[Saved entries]
============================================================
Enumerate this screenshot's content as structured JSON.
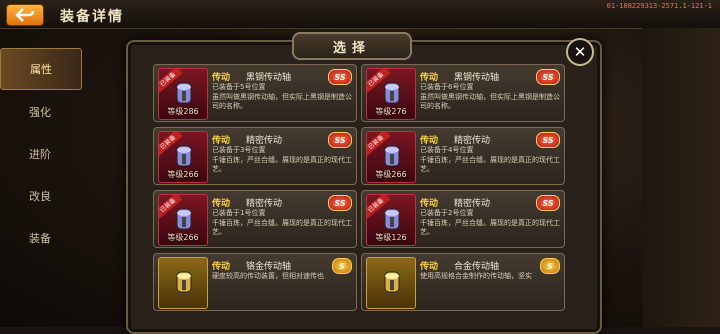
{
  "header": {
    "title": "装备详情",
    "build": "01-108229313-2571.1-121-1"
  },
  "sidebar": {
    "tabs": [
      "属性",
      "强化",
      "进阶",
      "改良",
      "装备"
    ]
  },
  "dialog": {
    "title": "选择",
    "close": "✕"
  },
  "cards": [
    {
      "type": "传动",
      "name": "黑钢传动轴",
      "desc": "已装备于5号位置\n虽然叫做黑钢传动轴，但实际上黑钢是制造公司的名称。",
      "level": "等级286",
      "rarity": "SS",
      "equipped": "已装备",
      "tier": "red"
    },
    {
      "type": "传动",
      "name": "黑钢传动轴",
      "desc": "已装备于6号位置\n虽然叫做黑钢传动轴，但实际上黑钢是制造公司的名称。",
      "level": "等级276",
      "rarity": "SS",
      "equipped": "已装备",
      "tier": "red"
    },
    {
      "type": "传动",
      "name": "精密传动",
      "desc": "已装备于3号位置\n千锤百炼，严丝合缝。展现的是真正的现代工艺。",
      "level": "等级266",
      "rarity": "SS",
      "equipped": "已装备",
      "tier": "red"
    },
    {
      "type": "传动",
      "name": "精密传动",
      "desc": "已装备于4号位置\n千锤百炼，严丝合缝。展现的是真正的现代工艺。",
      "level": "等级266",
      "rarity": "SS",
      "equipped": "已装备",
      "tier": "red"
    },
    {
      "type": "传动",
      "name": "精密传动",
      "desc": "已装备于1号位置\n千锤百炼，严丝合缝。展现的是真正的现代工艺。",
      "level": "等级266",
      "rarity": "SS",
      "equipped": "已装备",
      "tier": "red"
    },
    {
      "type": "传动",
      "name": "精密传动",
      "desc": "已装备于2号位置\n千锤百炼，严丝合缝。展现的是真正的现代工艺。",
      "level": "等级126",
      "rarity": "SS",
      "equipped": "已装备",
      "tier": "red"
    },
    {
      "type": "传动",
      "name": "铬金传动轴",
      "desc": "硬度较高的传动装置，但相对速传也",
      "level": "",
      "rarity": "S",
      "equipped": "",
      "tier": "gold"
    },
    {
      "type": "传动",
      "name": "合金传动轴",
      "desc": "使用高规格合金制作的传动轴，坚实",
      "level": "",
      "rarity": "S",
      "equipped": "",
      "tier": "gold"
    }
  ],
  "colors": {
    "accent": "#ffcf40",
    "rarity_red": "#c02020",
    "rarity_gold": "#ffd040"
  }
}
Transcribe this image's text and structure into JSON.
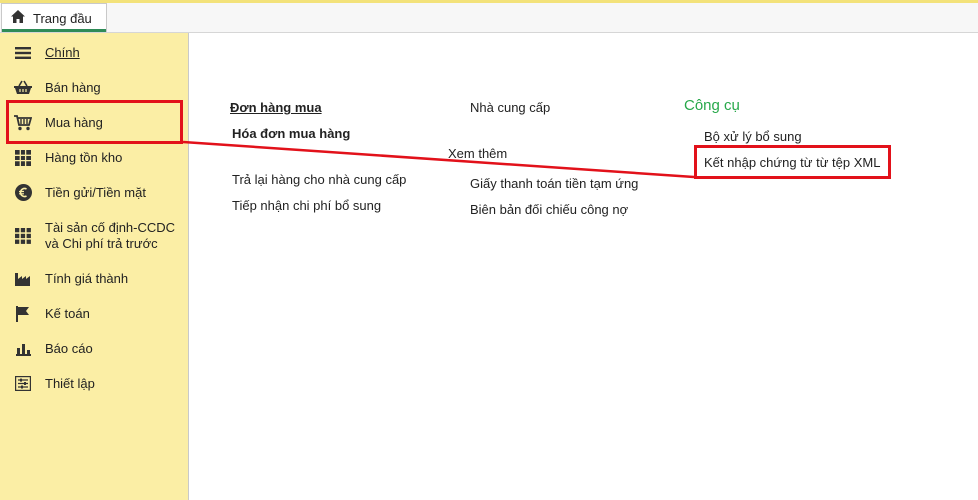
{
  "topbar": {
    "home_tab": "Trang đầu"
  },
  "sidebar": {
    "items": [
      {
        "label": "Chính",
        "icon": "list-icon"
      },
      {
        "label": "Bán hàng",
        "icon": "basket-icon"
      },
      {
        "label": "Mua hàng",
        "icon": "cart-icon"
      },
      {
        "label": "Hàng tồn kho",
        "icon": "grid-icon"
      },
      {
        "label": "Tiền gửi/Tiền mặt",
        "icon": "euro-icon"
      },
      {
        "label": "Tài sản cố định-CCDC\nvà Chi phí trả trước",
        "icon": "grid-icon"
      },
      {
        "label": "Tính giá thành",
        "icon": "factory-icon"
      },
      {
        "label": "Kế toán",
        "icon": "flag-icon"
      },
      {
        "label": "Báo cáo",
        "icon": "bar-chart-icon"
      },
      {
        "label": "Thiết lập",
        "icon": "settings-icon"
      }
    ]
  },
  "main": {
    "col1": {
      "links": [
        "Đơn hàng mua",
        "Hóa đơn mua hàng",
        "Trả lại hàng cho nhà cung cấp",
        "Tiếp nhận chi phí bổ sung"
      ],
      "see_more": "Xem thêm"
    },
    "col2": {
      "links": [
        "Nhà cung cấp",
        "Giấy thanh toán tiền tạm ứng",
        "Biên bản đối chiếu công nợ"
      ]
    },
    "col3": {
      "heading": "Công cụ",
      "links": [
        "Bộ xử lý bổ sung",
        "Kết nhập chứng từ từ tệp XML"
      ]
    }
  },
  "colors": {
    "sidebar_bg": "#fbeea5",
    "highlight": "#e2111a",
    "heading": "#27a84a",
    "tab_accent": "#2e8b57"
  }
}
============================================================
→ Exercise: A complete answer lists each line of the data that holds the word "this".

→ Exercise response:
Enumerate this screenshot's content as structured JSON.
Transcribe this image's text and structure into JSON.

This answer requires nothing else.